This bold claim led to Wilson's dissertation being "argued over for decades” and garnering respect from scholars.

Professor Hochschild, like the counter-culture dean on my committee who blogged about me, seems to regret the fact that a doctorate was ever granted to such a dufus. "Mr. Gingrich may succeed in being elected president," Hochschild concludes; "but it is hard to imagine him, like Wilson after he left the White House, being elected president of the American Historical Association."

True, it would be a letdown, but perhaps such a fall would instill the humility these public intellectuals claim Gingrich lacks.

The intellectual inspiration for Dowd and Hochschild may have come from retired professor Robert Paul Wolff, a public intellectual at the blog, “The Philosopher’s Stone.” Wolff believes that Gingrich simultaneously needs to be taken down a notch, while making a bold turn in his thinking.
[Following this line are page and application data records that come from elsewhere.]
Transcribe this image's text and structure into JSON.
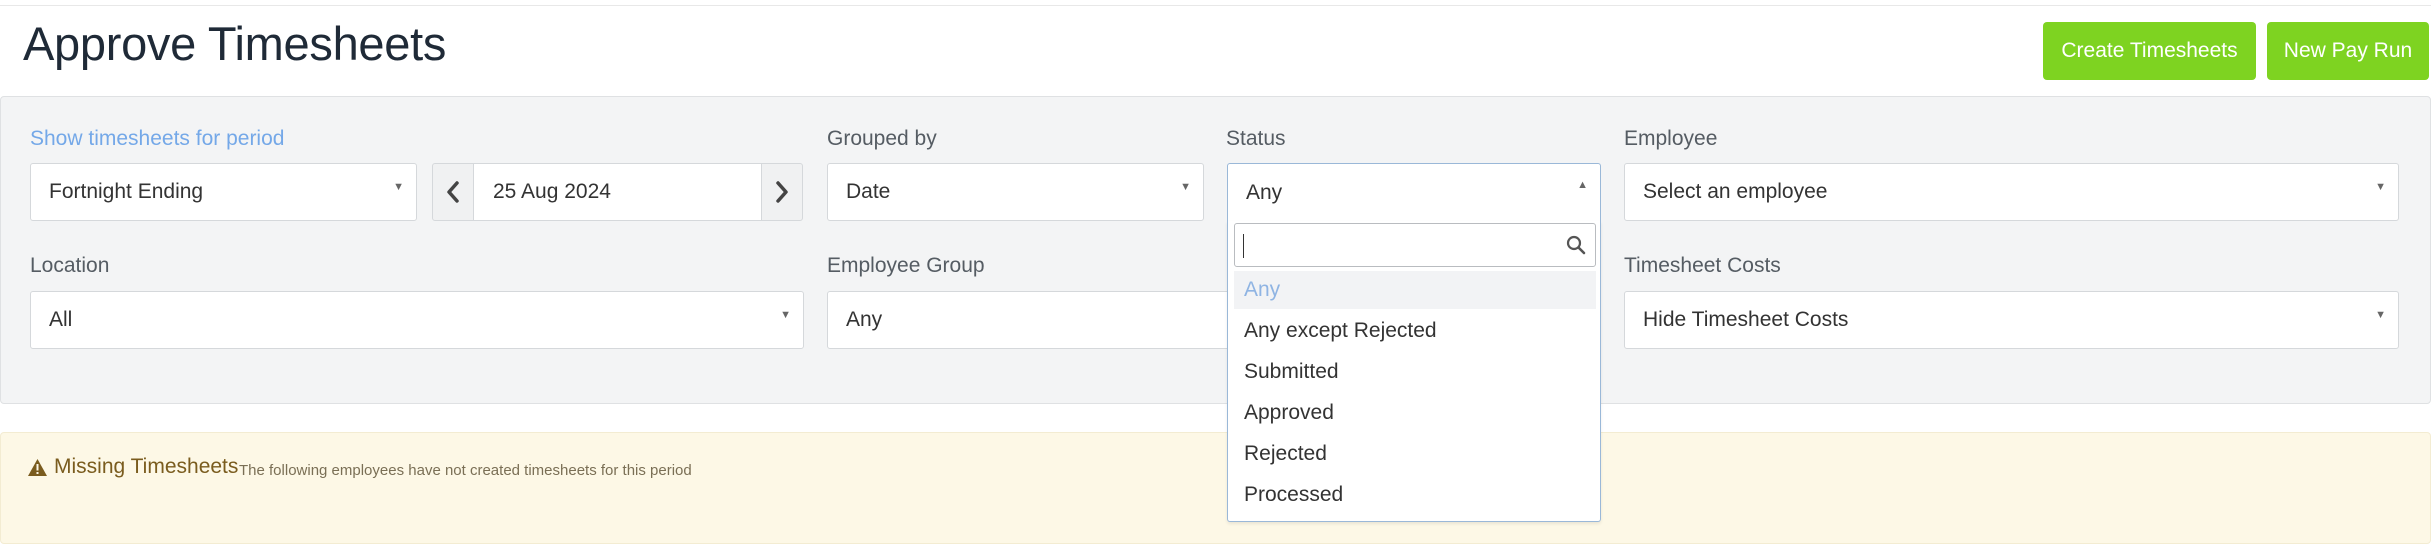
{
  "header": {
    "title": "Approve Timesheets",
    "create_button": "Create Timesheets",
    "payrun_button": "New Pay Run"
  },
  "filters": {
    "period_label": "Show timesheets for period",
    "period_value": "Fortnight Ending",
    "date_value": "25 Aug 2024",
    "grouped_label": "Grouped by",
    "grouped_value": "Date",
    "status_label": "Status",
    "status_value": "Any",
    "employee_label": "Employee",
    "employee_placeholder": "Select an employee",
    "location_label": "Location",
    "location_value": "All",
    "group_label": "Employee Group",
    "group_value": "Any",
    "costs_label": "Timesheet Costs",
    "costs_value": "Hide Timesheet Costs"
  },
  "status_dropdown": {
    "search_value": "",
    "options": [
      "Any",
      "Any except Rejected",
      "Submitted",
      "Approved",
      "Rejected",
      "Processed"
    ],
    "highlighted": "Any"
  },
  "alert": {
    "title": "Missing Timesheets",
    "message": "The following employees have not created timesheets for this period"
  },
  "colors": {
    "accent_green": "#7ed321",
    "link_blue": "#74a8e8",
    "alert_bg": "#fdf8e6",
    "alert_text": "#7a5c1e"
  },
  "icons": {
    "prev": "chevron-left-icon",
    "next": "chevron-right-icon",
    "search": "search-icon",
    "warning": "warning-icon",
    "caret": "caret-down-icon"
  }
}
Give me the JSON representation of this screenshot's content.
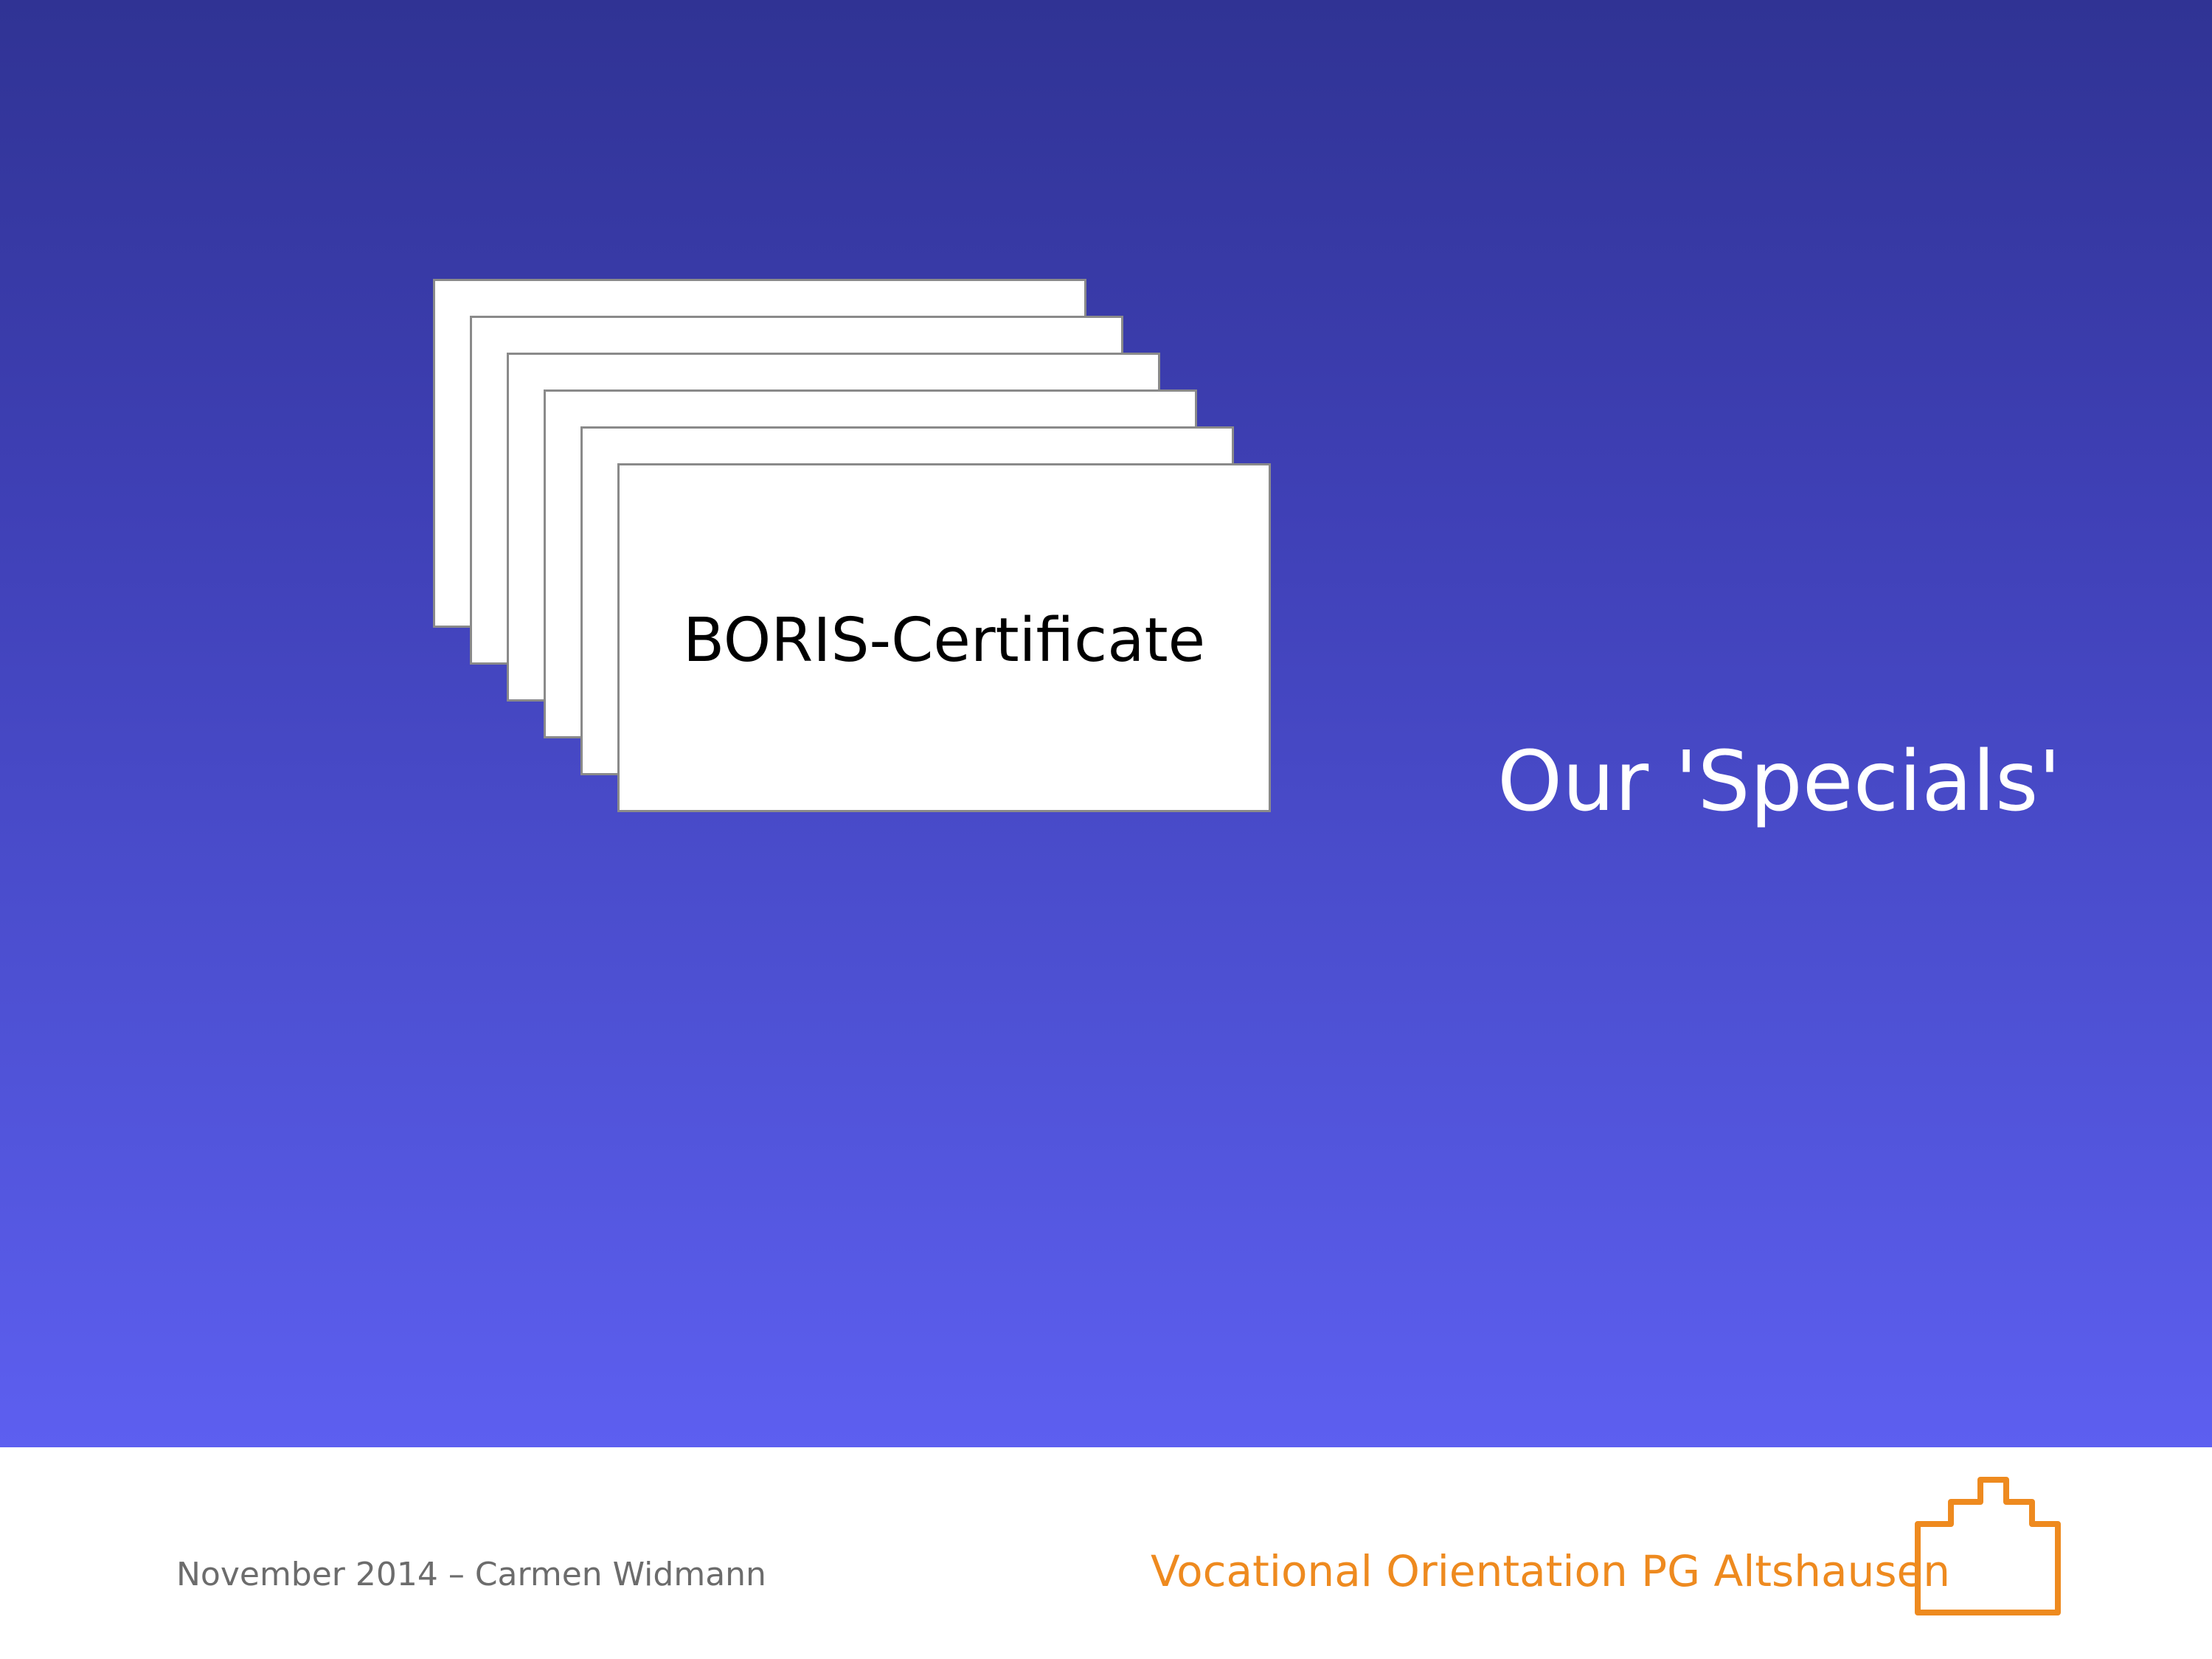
{
  "slide": {
    "card_label": "BORIS-Certificate",
    "title": "Our 'Specials'"
  },
  "footer": {
    "date_author": "November 2014  – Carmen Widmann",
    "program": "Vocational Orientation PG Altshausen"
  },
  "icons": {
    "logo": "building-outline-icon"
  },
  "colors": {
    "background_top": "#303394",
    "background_bottom": "#5d5ff0",
    "accent_orange": "#ee8a1f",
    "card_border": "#8a8a8a",
    "footer_text": "#6c6c6c"
  }
}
Although admitting to be “no kind of expert on Belgian colonialism,” Wolff felt compelled to get the dissertation and write about it because “the topic was too hot to ignore.” Wolff’s November 22nd post evaluated “this bit of juvenilia, as it were”; he concluded, it showed “signs of the mature Newt in full bellow, bombastic, pleased to the point of ecstasy by the sound of his own voice, a Larry Summers without the becoming modesty. . . .”

At a later date, Wolff recommended readers read the article by his friend and “scholar of South African matters,” Professor Hochschild.

As for his own educated opinion: “What caught my attention in the Ginfrich [sic] dissertation was its pedestrian quality, its lack of intellectual curiosity or imagination. I ploughed through many doctoral dissertations over the course of an academic career that lasted just exactly half a century, and I think I can spot a piece of solid mediocrity when I see one.”

What Gingrich lacks is “a sparkling intellect, a genuinely curious mind, a penetrating imagination.”

Alas, “the dissertation is written in a pedantic, serviceable prose, giving no evidence of the Newt that was to emerge as a fully formed Toad.”

Our current president’s writings did not draw such vigorous scrutiny. All on the left were agreed that Obama had the desired “sparkling intellect” and “big-picture” thinking that would “fundamentally transform” the nation.

According to Ann Coulter, more transformation (for the ill) would come with a president Gingrich. This assessment is based on Gingrich’s own history from the 1990s when he was following really “big-picture” thinkers and “futurists” Heidi and Alvin Toffler.

I don’t think Coulter is just performing intellectuality.


Mary Grabar

Mary Grabar earned her Ph.D. in English from the University of Georgia and teaches in Atlanta. She is organizing the Resistance to the Re-Education of America at www.DissidentProf.com. Her writing can be found at www.marygrabar.com.